- What to do: Please state the number of lines in the material below that contain "icon", with no other words.

- Available data:
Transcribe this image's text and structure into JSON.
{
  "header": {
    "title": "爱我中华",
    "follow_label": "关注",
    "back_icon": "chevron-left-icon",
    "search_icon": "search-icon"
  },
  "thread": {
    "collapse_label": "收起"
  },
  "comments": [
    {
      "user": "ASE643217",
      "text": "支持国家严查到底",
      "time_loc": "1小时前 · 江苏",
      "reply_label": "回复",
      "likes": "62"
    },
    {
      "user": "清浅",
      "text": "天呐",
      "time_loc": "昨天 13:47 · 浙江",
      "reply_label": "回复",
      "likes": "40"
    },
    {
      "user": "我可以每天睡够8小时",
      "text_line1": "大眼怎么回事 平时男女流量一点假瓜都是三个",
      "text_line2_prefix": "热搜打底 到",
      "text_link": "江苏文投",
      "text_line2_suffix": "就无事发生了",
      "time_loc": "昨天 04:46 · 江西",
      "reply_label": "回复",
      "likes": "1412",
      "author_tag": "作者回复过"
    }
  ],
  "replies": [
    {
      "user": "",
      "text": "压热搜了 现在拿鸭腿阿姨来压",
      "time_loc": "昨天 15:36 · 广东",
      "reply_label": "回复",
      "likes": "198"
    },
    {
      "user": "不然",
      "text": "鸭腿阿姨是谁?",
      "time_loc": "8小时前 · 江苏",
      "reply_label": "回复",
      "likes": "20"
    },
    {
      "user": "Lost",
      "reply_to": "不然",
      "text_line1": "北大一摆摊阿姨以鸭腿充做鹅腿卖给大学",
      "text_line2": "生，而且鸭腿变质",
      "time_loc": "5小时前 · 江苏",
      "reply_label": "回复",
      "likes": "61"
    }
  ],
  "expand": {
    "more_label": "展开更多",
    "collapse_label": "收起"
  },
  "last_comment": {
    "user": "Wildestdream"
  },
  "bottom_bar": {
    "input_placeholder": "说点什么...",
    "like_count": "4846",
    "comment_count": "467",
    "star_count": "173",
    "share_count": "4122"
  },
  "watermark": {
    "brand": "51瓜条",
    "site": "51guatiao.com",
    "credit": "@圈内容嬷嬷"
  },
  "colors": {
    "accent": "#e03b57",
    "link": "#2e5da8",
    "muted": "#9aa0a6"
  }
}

- Response to this task: 2